Despite big growth in air transport, we have seen a big decrease in the number of accidents and safety today is impressive. Maybe on the more human side, we have to be humble when it comes to safety. I have been paying a lot of attention to technologies, processes, quality and human factors. And on all of these matters and topics, it's all about learning, anticipating and staying humble. Problems can happen and we have to stay on top of them.
Was there any impact on Airbus after the grounding of the Boeing 737 MAX aircraft?
There is not much impact in the short term. For single-aisle aircraft, we have a backlog of around 6,000 planes and are fully booked till 2024. So, there is no short-term impact on the commercial side for Airbus.
In fact, it's more the opposite. We see more challenges and pressure coming from the market on Airbus to deliver its planes on time. There is a rising legitimate concern from the public on safety. There are some challenges for the certification authorities in working together, which we hope will be resolved. Airbus will keep doing the right things, which we think we have to do and we don't see much impact. At least, there is no positive impact for us.
The US has imposed higher tariffs on imports from the EU. Does this affect your company and will it hamper Airbus' cooperation with China?
The tariffs already apply to European goods, including Airbus planes going from Europe to the US, with a 10-percent tariff. Those tariffs are import duties, so they are paid by our customers.
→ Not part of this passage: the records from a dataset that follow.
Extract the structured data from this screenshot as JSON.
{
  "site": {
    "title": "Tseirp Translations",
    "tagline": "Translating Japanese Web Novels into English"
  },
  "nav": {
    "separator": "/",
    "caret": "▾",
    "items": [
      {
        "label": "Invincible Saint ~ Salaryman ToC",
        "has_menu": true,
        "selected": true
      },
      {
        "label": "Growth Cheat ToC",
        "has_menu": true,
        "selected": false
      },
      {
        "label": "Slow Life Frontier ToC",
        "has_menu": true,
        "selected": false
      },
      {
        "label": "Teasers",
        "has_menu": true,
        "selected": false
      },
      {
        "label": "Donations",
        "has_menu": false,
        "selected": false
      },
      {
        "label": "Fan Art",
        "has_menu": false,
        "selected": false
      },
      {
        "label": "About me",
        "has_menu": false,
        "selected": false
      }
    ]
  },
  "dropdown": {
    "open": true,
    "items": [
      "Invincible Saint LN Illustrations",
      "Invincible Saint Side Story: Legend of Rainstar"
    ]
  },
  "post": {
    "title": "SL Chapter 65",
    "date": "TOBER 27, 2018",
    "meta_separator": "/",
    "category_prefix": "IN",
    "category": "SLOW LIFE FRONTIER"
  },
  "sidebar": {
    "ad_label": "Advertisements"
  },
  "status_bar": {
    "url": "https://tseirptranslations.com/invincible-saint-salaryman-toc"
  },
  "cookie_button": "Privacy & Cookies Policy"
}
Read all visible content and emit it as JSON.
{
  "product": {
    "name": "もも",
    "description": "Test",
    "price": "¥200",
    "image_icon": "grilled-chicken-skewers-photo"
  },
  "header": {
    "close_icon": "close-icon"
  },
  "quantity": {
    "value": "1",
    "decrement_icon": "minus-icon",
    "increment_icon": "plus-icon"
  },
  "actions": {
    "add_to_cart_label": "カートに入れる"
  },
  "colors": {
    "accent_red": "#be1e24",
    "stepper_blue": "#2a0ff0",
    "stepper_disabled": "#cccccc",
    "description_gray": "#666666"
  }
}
Indeed, it has an impact on our customers, and on our relationship with our customers. We think the impact is negative, but it's negative as well for the US industry, as we are sourcing a lot in the US. The US industry needs Airbus planes to fuel growth. So it's a lose-lose case, and we support a resolution between the EU and the US.
We also see that there are growing tariffs between the US and China. The US is playing tariff games, which in my view are dangerous, including for the US. But it has no impact on the relationship between Europe and China or even between Airbus and China. We see there is a strong relationship, a strong willingness to cooperate, to advocate multilateralism and openness between China and France. We think this is a positive way forward. Aviation goes with open markets, open trade, openness in general.